A story of revenge, adventure and bravery and one of families, and family ties…

A book to savour – suitable to be read by youngsters, but also to be enjoyed as an evening story before retiring to bed…

I am pleased to say that the book looks to be the first of a series – it is noted as being Viking Mystery 1 – from which we can assume and hope for further books about Alva and her wolf.

The Private Lives of the Saints (2016 Paperback)

Julian of Norwich (2017 Paperback)

Image result for storm keeper's islandPublished by Bloomsbury

This is the story of an island. A tale of history, of stories, magic, the sea and candles. Its the story of a telling of tales. Mysterious, dangerous and wild. This is a book of water, history, and the smell of the sea. This is a story of an island full of impossibility. Of siblings. Bravery and sacrifice. A book about the sea in the depths of eyes. This is a story about storms, tides; low and high… it is a story of an island, the sea, and the safekeeping of stories.

Catherine Doyle’s use of language is partly what makes this such a superb book – there are few books for children that use smell, sight, hearing, taste and touch in quite the way she does. It makes the book a vivid and quite a special read.

There’s a Storm Keeper for each generation. Just one and one wish that can be granted.  A Storm Keeper is not something that is inherited. The island chooses. Someone that will keep the island safe, they are the person that will become the Storm Keeper.

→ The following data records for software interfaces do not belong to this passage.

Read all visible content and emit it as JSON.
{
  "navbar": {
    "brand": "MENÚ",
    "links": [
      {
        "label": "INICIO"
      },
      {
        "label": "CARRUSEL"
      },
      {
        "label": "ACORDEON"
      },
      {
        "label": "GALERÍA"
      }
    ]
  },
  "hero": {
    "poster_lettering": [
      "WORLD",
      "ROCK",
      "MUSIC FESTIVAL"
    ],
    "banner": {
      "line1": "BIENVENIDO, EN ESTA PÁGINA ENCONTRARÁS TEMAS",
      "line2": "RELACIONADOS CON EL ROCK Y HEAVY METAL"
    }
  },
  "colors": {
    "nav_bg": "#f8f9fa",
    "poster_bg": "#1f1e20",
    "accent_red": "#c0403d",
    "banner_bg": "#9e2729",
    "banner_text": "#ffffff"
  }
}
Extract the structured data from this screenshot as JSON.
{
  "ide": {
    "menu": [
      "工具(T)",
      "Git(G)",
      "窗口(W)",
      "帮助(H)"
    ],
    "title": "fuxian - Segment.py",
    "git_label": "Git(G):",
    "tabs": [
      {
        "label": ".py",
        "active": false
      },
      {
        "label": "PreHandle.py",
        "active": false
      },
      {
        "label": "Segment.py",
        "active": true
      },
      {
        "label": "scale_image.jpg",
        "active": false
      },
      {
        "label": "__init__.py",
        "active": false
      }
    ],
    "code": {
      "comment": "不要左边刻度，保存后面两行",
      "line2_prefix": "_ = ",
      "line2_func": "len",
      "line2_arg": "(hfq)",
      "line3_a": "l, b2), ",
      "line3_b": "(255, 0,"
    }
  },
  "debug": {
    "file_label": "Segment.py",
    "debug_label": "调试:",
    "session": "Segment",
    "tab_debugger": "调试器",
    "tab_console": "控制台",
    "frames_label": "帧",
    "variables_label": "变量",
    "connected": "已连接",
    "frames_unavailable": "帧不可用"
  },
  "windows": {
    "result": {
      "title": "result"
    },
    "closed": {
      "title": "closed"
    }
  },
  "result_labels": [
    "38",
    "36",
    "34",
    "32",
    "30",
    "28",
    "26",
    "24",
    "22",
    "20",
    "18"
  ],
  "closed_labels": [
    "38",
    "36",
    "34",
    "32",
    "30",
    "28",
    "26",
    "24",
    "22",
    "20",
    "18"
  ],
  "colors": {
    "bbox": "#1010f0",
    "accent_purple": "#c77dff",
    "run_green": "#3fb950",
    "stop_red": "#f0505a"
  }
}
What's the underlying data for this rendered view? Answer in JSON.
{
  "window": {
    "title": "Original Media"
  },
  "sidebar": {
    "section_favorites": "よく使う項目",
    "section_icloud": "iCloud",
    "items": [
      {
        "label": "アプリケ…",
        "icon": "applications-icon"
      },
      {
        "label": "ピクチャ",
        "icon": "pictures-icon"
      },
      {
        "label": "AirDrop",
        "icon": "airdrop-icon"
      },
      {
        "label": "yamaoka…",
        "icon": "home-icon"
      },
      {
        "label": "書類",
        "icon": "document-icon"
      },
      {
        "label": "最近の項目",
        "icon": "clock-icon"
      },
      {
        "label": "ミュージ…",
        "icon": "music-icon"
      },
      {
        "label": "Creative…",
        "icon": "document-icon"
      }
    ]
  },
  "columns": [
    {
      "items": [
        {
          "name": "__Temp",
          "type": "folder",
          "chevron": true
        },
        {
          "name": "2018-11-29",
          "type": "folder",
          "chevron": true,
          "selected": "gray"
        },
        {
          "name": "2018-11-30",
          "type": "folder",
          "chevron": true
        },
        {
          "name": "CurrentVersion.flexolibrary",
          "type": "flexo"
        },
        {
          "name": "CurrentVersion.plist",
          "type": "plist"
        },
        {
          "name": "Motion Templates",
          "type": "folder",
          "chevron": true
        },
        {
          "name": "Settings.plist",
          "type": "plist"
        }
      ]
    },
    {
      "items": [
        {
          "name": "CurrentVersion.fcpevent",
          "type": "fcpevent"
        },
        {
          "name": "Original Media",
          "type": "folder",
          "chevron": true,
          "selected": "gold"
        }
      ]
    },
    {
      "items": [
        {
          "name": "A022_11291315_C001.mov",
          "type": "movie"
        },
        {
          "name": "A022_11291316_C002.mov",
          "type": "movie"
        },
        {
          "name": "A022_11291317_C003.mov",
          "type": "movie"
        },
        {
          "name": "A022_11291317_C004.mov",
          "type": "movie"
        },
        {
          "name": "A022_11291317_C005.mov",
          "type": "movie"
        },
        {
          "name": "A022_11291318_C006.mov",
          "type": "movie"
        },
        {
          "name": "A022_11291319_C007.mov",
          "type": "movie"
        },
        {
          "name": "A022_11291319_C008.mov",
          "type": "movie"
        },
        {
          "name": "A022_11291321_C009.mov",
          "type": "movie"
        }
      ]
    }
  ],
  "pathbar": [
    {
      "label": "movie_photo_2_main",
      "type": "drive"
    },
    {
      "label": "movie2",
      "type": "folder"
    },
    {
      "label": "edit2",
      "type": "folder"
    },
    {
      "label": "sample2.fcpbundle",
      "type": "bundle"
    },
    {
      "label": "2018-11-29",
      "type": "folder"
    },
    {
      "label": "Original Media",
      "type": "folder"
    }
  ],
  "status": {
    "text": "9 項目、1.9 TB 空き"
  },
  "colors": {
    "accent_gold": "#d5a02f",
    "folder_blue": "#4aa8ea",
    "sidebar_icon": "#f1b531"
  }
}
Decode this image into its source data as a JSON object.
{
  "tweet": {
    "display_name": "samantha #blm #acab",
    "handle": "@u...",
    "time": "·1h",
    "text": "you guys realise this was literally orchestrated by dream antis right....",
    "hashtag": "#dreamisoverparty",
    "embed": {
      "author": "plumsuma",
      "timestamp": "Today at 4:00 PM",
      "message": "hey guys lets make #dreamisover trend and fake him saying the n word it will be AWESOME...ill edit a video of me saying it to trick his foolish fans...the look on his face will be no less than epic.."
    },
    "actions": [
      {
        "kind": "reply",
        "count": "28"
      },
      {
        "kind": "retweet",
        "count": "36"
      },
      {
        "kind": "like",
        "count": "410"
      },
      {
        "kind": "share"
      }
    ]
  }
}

Its a story of the wielding of power.

 

This is a book to take on holiday to an island, where the wind and sea meet. This is a book of wildness which should be enjoyed in peace in a cottage, with the sound and smell of the sea surrounding it… with a fire in the hearth and a natural candle burning on the mantelpiece.